How this farmer went from zero to 60% soils at optimum soil fertility in just 4 years
Time and time again, the amount of our soils that are still not at optimum soil fertility is brought up and discussed.
This is no surprise given that, currently, just 15% of our Irish grassland soils are at optimum soil fertility. That is, at an optimum soil pH and optimum for phosphorus (P) and potassium (K) levels.
This is having a negative impact on our grass production potential, as well as our nitrogen use efficiency (NUE); in turn, affecting our environmental impact.
During the Fertiliser Association of Ireland’s (FAI’s) Spring 2020 scientific meeting, Teagasc’s Ger Courtney discussed how John Molyneaux – a dairy farmer from Co. Limerick – managed to make substantial improvements to his farm’s overall soil fertility in just four years.
In 2017, none of John’s paddocks were at optimum soil fertility; but after carrying out some soil tests and putting a plan in place – in 2020 – this figure dramatically increased to 60%.
However, Ger pointed out that this figure includes some land which was leased last year; when this is taken out of the equation, the remaining area is at 90% optimum soil fertility.
John, alongside his wife Martina, are milking a herd of 100 spring-calving crossbred cows and the farm is stocked at 2.6 LU/ha. Last year, the herd achieved 472kg of MS/cow with just 500kg of meal/cow fed for the year.
John’s goal is to become self-sufficient through growing more grass and minimising the amount of imported feed. Last year, he took 49 grass measurements and the average grass grown on the farm reached 14.5t DM/ha.
Investment in soil fertility
Speaking at the event, Ger explained that reaching this level of grass growth has taken a huge investment in soil fertility. As a matter of fact, John’s investment in soil fertility doubled between 2014 and 2018.
In 2014, John invested €252/ha in soil fertility, but this jumped to €544/ha in 2018. However, this has since pulled back to a figure of €330/ha – for last year.
Driving these improvements in soil fertility is John’s confidence that he will be in a better position to fully feed his herd without having to buy in silage, and with minimal supplementation only.
He also recognises the contribution soil fertility has made in helping them achieve the over 14t DM/ha which was grown on the farm last year, noted Ger.
At the end of 2016, Ger explained that John soil sampled the whole farm and a plan was then put in place outlining how he was going to make improvements, in terms of the farm’s soil fertility.
Now, John takes soil samples every year as he is part of the Kerry Agribusiness / Teagasc Joint Industry Programme.
A total of 240t of ground lime was applied to the farm – at a rate of 2.5t/ac – over the past four years. Now, just two of John’s paddocks are not at an optimum soil pH.

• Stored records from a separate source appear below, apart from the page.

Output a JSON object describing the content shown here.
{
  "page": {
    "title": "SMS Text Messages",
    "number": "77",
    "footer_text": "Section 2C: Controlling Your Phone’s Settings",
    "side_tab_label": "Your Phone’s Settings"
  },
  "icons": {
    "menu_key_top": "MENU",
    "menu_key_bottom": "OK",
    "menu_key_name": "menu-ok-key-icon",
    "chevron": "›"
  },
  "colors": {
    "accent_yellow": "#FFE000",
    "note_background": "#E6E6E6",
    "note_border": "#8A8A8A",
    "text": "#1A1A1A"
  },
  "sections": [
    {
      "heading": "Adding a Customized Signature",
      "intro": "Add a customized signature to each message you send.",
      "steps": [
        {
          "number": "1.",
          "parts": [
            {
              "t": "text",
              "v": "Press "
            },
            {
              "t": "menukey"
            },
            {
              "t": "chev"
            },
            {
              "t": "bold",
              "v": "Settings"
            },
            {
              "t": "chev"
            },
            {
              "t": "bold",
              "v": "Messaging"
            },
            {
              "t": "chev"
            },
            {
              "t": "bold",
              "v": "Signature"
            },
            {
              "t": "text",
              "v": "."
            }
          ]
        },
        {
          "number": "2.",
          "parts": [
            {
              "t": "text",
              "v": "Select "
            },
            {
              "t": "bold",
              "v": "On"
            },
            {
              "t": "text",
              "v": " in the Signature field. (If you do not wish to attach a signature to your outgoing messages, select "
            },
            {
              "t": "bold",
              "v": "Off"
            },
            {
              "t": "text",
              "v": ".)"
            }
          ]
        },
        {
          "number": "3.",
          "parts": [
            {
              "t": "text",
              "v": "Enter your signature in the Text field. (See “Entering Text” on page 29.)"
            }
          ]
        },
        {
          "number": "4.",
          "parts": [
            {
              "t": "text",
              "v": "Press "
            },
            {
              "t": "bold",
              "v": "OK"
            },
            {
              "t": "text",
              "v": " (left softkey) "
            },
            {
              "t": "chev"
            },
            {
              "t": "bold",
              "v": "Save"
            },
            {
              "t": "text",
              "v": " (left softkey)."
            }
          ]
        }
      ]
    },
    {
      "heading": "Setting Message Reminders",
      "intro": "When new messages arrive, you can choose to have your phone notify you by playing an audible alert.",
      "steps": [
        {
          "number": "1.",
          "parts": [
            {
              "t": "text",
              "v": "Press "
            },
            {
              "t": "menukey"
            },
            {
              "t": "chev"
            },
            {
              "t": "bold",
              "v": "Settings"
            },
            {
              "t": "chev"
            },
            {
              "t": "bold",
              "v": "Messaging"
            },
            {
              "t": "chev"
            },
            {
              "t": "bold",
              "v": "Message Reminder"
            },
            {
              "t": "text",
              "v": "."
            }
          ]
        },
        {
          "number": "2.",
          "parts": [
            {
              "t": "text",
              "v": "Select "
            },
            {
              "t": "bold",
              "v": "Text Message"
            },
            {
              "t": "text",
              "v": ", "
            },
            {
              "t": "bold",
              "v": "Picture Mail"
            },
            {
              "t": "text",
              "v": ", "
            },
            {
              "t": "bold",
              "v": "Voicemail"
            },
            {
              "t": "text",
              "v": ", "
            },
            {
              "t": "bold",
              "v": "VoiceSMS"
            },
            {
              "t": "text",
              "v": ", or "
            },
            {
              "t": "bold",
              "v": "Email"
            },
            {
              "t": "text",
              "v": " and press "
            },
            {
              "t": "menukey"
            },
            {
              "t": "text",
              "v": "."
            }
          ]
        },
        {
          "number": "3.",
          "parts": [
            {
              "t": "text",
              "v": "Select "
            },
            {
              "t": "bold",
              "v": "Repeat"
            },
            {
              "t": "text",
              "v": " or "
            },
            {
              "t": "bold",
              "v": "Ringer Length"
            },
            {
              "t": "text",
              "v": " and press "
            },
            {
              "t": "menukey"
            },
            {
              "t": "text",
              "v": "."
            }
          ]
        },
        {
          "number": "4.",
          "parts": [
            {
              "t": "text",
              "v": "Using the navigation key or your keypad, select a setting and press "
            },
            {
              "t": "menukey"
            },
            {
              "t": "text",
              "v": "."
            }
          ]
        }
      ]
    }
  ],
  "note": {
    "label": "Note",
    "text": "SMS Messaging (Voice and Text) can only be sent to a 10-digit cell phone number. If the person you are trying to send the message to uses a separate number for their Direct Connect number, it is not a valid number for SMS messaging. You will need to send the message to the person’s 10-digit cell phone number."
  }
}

In the application of this lime, Ger explained that John usually doesn’t wait until the autumn to spread. He said: “He will spread lime in the spring on low covers and whenever bare ground is available. He won’t wait until the end of the year to spread.”
Ger stressed that slurry has had a crucial part to play in John’s fertiliser programme – in terms of the recycling of nutrients.
Through yearly soil sampling, John has been able to target his slurry applications to paddocks which need it most (Index 1 and Index 2 soils); rather than applying it to the most convenient paddocks, typically around the farmyard, Ger noted.
When applying slurry, all of it is applied by a contractor using a low-emission slurry spreading (LESS) method – which Ger said he has been using for four years and he is very happy with.
Ger added: “John uses his maps from the soil tests almost like a bible when he is working out his fertiliser programme and where he needs to apply slurry.”
John also takes note of paddocks which had high grass off-takes, to ensure that he targets these with slurry – as they will need higher replacements of P and K.
Nitrogen fertiliser use
Continuing, Ger explained that the NUE has been an important part of the farm’s grass production. Last year, John applied 36kg of N/ha or 236kg of N/ha in total.
Protected urea was also used on the farm for the first time last year. Ger stated: “He was very happy with the outcome, as it had no impact on overall grass production. He now intends to use only protected urea in 2020.”
Regarding NUE, Ger said: “The overall NUE for the farm was calculated out at 30%; this looks at the N input to the farm versus the N output by the farm. Looking at some of the research farms, 25% is a common figure.
“John’s high milk protein level of 3.76% and low concentrate feeding levels were some of the main factors contributing to this relatively high NUE – and through being relatively self-sufficient for forage to feed the herd.”
A small number of paddocks (as seen in the cumulative grass yield per paddock above) are pulling down John’s average grass production figures. These paddocks were reseeded in 2018 – but were not fit for grazing until late July – due to the drought.
Ger highlighted that the first stage for John was focused on building his soil fertility, but his next phase will be on reseeding. John’s target now is reseed up to 15% of the farm each year.
“This, he feels, with allow him to increase his grass grown by 1.5t to 2t – by getting the best grass varieties into paddocks. He is also looking at over-sowing clover into some paddocks and increasing the amount in his grass-seed mixes, when he is reseeding,” explained Ger.